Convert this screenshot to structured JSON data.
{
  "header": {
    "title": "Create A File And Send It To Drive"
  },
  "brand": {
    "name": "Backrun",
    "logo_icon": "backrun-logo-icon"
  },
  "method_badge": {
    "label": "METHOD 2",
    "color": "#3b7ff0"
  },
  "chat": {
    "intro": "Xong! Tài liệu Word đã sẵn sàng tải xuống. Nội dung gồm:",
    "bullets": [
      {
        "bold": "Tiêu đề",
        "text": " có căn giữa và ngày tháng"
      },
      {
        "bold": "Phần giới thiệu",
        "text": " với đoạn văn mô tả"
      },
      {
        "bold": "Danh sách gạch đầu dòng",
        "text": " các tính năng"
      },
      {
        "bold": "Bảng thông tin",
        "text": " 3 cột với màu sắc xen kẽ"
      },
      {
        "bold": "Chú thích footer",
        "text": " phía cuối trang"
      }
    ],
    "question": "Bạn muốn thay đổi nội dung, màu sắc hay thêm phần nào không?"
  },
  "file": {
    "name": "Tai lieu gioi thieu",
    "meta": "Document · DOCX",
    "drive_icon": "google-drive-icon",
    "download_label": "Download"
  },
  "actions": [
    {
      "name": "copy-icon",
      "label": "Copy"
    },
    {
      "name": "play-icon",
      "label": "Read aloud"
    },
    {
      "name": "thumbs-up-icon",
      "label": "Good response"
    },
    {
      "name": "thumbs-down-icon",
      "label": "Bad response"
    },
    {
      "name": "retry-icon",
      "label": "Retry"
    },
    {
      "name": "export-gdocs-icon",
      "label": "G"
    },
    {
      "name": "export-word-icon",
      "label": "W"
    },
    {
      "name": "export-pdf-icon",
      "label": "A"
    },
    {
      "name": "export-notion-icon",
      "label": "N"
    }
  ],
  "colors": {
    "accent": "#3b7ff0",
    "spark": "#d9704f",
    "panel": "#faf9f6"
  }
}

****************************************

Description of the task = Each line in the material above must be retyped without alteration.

Reply to the exercise =
Convert this screenshot to structured JSON data.
{
  "header": {
    "title": "Create A File And Send It To Drive"
  },
  "brand": {
    "name": "Backrun",
    "logo_icon": "backrun-logo-icon"
  },
  "method_badge": {
    "label": "METHOD 2",
    "color": "#3b7ff0"
  },
  "chat": {
    "intro": "Xong! Tài liệu Word đã sẵn sàng tải xuống. Nội dung gồm:",
    "bullets": [
      {
        "bold": "Tiêu đề",
        "text": " có căn giữa và ngày tháng"
      },
      {
        "bold": "Phần giới thiệu",
        "text": " với đoạn văn mô tả"
      },
      {
        "bold": "Danh sách gạch đầu dòng",
        "text": " các tính năng"
      },
      {
        "bold": "Bảng thông tin",
        "text": " 3 cột với màu sắc xen kẽ"
      },
      {
        "bold": "Chú thích footer",
        "text": " phía cuối trang"
      }
    ],
    "question": "Bạn muốn thay đổi nội dung, màu sắc hay thêm phần nào không?"
  },
  "file": {
    "name": "Tai lieu gioi thieu",
    "meta": "Document · DOCX",
    "drive_icon": "google-drive-icon",
    "download_label": "Download"
  },
  "actions": [
    {
      "name": "copy-icon",
      "label": "Copy"
    },
    {
      "name": "play-icon",
      "label": "Read aloud"
    },
    {
      "name": "thumbs-up-icon",
      "label": "Good response"
    },
    {
      "name": "thumbs-down-icon",
      "label": "Bad response"
    },
    {
      "name": "retry-icon",
      "label": "Retry"
    },
    {
      "name": "export-gdocs-icon",
      "label": "G"
    },
    {
      "name": "export-word-icon",
      "label": "W"
    },
    {
      "name": "export-pdf-icon",
      "label": "A"
    },
    {
      "name": "export-notion-icon",
      "label": "N"
    }
  ],
  "colors": {
    "accent": "#3b7ff0",
    "spark": "#d9704f",
    "panel": "#faf9f6"
  }
}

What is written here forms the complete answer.